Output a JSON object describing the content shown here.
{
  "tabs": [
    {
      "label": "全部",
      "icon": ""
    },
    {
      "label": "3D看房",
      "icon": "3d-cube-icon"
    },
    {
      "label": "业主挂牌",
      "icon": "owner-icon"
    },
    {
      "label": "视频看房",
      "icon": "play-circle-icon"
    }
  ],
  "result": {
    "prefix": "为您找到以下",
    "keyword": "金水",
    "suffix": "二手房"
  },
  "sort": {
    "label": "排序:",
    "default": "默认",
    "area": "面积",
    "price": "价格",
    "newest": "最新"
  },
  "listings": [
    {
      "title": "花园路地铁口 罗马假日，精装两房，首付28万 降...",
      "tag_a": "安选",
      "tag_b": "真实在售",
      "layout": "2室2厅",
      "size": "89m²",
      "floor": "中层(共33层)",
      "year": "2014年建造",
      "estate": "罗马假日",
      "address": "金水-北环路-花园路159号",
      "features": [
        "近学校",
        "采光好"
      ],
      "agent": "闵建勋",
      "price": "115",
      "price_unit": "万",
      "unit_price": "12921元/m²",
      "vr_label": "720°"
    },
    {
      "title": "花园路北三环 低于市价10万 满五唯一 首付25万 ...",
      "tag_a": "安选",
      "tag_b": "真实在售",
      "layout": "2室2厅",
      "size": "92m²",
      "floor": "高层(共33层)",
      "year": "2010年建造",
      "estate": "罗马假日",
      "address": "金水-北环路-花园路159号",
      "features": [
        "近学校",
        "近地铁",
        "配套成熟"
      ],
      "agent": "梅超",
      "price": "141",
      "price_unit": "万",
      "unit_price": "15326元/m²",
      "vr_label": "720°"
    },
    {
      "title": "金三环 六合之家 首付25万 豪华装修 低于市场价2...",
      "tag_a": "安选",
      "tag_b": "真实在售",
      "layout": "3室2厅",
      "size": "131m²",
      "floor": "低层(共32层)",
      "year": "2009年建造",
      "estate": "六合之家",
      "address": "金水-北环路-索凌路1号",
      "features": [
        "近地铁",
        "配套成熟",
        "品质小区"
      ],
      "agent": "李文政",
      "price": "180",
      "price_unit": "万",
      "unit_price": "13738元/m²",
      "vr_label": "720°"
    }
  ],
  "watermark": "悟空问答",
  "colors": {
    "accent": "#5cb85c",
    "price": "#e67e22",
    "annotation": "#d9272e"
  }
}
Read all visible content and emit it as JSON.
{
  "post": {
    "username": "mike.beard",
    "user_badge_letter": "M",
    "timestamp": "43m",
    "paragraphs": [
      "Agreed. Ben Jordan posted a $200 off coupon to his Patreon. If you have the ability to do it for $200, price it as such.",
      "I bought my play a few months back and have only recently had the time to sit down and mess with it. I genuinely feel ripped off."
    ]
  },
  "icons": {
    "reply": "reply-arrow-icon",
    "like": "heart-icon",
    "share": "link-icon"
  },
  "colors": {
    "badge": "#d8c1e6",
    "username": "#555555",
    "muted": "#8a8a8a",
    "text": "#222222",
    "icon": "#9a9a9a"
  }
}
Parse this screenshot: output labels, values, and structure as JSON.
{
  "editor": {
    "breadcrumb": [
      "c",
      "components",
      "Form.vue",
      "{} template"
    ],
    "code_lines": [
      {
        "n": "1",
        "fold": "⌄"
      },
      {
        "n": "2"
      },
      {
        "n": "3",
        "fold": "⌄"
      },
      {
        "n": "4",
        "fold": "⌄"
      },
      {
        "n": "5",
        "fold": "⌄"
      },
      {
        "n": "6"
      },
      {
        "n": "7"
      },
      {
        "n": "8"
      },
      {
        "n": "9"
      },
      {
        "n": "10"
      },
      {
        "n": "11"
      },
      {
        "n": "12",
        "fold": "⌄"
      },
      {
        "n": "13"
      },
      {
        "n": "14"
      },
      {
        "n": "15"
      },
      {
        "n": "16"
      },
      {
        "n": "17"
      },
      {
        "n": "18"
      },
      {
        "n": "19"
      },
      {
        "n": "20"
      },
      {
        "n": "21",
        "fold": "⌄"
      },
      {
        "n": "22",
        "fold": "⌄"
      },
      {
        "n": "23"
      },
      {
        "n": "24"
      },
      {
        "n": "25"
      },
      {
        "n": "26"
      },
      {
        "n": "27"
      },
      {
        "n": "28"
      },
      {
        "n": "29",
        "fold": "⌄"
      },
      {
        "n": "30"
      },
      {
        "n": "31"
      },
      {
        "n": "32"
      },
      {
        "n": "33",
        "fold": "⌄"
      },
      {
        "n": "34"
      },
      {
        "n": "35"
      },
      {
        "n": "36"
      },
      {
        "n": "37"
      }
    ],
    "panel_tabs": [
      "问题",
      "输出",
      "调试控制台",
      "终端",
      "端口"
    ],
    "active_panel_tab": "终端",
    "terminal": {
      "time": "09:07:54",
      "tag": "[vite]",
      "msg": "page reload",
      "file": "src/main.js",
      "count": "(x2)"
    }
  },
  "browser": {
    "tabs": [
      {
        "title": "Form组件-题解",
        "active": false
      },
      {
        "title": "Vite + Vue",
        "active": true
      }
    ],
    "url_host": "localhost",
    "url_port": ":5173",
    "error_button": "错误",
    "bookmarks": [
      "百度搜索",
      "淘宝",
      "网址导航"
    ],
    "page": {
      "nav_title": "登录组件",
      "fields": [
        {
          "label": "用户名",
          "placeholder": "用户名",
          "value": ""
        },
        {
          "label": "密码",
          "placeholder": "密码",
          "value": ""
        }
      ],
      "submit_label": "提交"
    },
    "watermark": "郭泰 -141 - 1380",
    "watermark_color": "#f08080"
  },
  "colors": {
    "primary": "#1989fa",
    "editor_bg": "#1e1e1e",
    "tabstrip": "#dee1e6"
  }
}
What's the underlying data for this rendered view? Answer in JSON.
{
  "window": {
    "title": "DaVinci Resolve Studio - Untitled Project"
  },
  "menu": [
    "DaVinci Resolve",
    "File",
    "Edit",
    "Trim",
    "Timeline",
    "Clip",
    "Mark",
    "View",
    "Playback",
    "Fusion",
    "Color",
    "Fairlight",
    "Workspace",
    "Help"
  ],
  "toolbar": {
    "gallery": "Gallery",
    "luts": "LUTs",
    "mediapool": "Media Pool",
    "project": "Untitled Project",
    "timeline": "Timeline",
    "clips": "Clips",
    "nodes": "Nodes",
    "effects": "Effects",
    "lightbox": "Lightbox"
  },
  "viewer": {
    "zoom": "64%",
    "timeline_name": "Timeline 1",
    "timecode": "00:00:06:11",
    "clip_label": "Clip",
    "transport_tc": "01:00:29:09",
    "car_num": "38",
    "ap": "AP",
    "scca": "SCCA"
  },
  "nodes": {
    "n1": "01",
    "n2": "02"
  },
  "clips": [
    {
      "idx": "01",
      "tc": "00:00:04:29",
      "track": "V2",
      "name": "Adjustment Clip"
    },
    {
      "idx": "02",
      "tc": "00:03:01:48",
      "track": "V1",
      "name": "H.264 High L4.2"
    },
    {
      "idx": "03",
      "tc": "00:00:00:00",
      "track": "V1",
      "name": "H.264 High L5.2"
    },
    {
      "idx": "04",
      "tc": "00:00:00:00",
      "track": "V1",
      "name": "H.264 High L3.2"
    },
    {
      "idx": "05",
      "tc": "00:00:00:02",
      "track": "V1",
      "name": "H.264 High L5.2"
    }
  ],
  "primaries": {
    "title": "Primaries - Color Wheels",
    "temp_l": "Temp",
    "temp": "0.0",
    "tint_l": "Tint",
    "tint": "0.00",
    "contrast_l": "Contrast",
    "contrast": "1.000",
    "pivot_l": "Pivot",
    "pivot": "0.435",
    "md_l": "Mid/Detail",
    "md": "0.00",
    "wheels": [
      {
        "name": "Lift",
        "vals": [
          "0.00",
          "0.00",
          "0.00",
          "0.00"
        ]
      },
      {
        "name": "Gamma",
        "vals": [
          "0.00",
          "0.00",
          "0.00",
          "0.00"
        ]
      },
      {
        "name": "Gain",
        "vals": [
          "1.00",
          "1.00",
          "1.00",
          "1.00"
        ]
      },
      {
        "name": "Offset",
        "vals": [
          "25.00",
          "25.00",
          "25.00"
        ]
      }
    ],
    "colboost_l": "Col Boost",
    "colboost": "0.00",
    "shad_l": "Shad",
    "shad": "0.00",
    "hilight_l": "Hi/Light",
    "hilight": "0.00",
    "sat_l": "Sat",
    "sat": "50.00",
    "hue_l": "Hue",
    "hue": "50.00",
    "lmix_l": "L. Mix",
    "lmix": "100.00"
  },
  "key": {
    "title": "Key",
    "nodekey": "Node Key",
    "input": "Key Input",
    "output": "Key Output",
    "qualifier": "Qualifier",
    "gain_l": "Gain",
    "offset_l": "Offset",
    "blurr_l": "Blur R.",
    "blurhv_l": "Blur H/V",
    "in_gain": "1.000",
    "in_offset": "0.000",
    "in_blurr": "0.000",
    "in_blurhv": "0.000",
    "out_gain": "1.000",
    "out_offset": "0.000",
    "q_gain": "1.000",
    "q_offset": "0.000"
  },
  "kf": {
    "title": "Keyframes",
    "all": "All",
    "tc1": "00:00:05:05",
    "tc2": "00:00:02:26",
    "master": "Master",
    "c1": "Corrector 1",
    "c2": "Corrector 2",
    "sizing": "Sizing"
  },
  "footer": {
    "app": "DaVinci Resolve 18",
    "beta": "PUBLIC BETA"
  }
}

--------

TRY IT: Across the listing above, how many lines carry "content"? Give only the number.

ANSWER AREA: 2